Umckaloabo, a term derived from Zulu words meaning cough and chest pain, is also known as Pelargonium sidoides or South African Geranium. The root of this plant contains potent polyphenols and proanthocyanidins that are thought to provide antimicrobial and immune stimulating effects. It was “discovered” by the West when a tuberculosis patient set out to South Africa to search for the traditional medicine that had been rumored to be beneficial for TB patients. Based on his experience with this remedy, a comprehensive professional search ensued to find exactly what the herbal remedy was and what active compounds were in it.
Numerous clinical trials have found Pelargonium sidoides can reduce the severity and duration of bronchitis symptoms in adults and children. In a 2008 review of available studies, researchers concluded that there was encouraging evidence that P. sidoides was more effective than a placebo for those with acute bronchitis. Children appear to respond better to the liquid drop form rather than tablet form.
A 2009 study published in Phytomedicine examined P. sidoides’ impact on children with non-strep sore throats. They found that children receiving an extract of P. sidoides had a significant reduction in symptoms and it reduced the length of time they were sick by at least 2 days. The researchers concluded that the extract of P. sidoides was superior to the placebo.
There is some evidence that Pelargonium sidoides may also help reduce symptoms associated with sinusitis and the common cold but more research is need in these areas.

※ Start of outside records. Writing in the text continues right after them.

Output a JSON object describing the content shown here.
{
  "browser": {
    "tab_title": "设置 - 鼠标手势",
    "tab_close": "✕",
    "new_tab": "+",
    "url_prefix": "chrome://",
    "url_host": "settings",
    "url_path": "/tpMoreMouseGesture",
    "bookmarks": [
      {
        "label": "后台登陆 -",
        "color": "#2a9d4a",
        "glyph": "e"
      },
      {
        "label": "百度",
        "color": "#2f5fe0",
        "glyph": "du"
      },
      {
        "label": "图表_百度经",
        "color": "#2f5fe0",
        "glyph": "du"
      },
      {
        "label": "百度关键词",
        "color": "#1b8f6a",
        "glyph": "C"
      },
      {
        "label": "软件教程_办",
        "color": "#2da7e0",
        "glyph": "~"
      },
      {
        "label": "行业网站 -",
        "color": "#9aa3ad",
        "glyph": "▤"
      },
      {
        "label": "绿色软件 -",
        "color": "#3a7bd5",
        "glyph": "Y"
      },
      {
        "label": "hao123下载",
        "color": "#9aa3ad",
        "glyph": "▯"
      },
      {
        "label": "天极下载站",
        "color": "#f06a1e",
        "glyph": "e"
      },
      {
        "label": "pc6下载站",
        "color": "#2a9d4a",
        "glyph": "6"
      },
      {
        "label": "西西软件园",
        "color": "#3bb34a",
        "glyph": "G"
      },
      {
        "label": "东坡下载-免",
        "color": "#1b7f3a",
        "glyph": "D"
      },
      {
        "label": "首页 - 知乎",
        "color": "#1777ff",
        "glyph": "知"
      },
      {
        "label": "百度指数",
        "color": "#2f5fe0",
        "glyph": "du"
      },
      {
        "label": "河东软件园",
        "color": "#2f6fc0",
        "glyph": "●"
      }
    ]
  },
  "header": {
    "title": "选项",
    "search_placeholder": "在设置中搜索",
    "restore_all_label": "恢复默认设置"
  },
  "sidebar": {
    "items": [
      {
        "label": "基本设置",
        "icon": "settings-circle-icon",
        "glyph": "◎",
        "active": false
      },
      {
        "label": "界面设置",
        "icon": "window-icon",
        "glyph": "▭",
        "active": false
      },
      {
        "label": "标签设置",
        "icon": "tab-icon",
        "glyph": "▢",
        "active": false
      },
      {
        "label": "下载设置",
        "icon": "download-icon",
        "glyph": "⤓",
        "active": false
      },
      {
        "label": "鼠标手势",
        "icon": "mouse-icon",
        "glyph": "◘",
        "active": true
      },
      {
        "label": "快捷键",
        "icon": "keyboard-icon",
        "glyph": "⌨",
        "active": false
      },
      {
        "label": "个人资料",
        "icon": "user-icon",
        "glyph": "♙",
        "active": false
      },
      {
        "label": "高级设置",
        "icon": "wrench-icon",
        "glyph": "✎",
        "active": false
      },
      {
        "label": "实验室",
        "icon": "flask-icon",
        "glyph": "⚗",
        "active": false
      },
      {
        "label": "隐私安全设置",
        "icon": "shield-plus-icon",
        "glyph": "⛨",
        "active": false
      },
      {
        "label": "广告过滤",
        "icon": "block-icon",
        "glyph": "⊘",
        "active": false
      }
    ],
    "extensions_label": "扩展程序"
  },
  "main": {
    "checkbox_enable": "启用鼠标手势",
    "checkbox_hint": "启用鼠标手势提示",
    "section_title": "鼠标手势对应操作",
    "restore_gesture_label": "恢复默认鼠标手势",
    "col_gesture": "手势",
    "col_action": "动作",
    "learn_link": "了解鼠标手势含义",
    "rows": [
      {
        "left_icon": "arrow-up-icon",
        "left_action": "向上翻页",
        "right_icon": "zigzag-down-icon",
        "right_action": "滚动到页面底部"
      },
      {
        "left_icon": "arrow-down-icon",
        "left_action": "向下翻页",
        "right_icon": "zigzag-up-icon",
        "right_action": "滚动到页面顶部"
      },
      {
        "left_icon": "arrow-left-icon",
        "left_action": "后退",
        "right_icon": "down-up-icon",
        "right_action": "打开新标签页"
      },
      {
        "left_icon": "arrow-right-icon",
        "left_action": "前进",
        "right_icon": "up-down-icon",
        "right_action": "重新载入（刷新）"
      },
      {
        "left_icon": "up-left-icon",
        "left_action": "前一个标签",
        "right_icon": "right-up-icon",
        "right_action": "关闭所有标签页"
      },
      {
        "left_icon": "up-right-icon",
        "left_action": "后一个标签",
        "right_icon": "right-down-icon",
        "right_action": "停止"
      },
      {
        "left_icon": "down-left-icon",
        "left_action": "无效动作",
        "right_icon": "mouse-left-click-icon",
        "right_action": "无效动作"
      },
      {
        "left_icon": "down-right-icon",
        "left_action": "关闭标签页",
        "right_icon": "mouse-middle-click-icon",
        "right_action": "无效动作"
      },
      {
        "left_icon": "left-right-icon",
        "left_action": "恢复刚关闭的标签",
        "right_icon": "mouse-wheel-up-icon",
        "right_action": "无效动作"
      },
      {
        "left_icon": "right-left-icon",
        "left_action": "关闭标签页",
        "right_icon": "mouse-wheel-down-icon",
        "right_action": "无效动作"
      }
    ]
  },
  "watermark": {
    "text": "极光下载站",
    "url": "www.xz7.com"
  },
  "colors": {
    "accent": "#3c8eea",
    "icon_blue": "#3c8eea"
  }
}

Natural Medicines Comprehensive Database, 2011
Phytomedicine. 2007;14 Suppl 6:2-4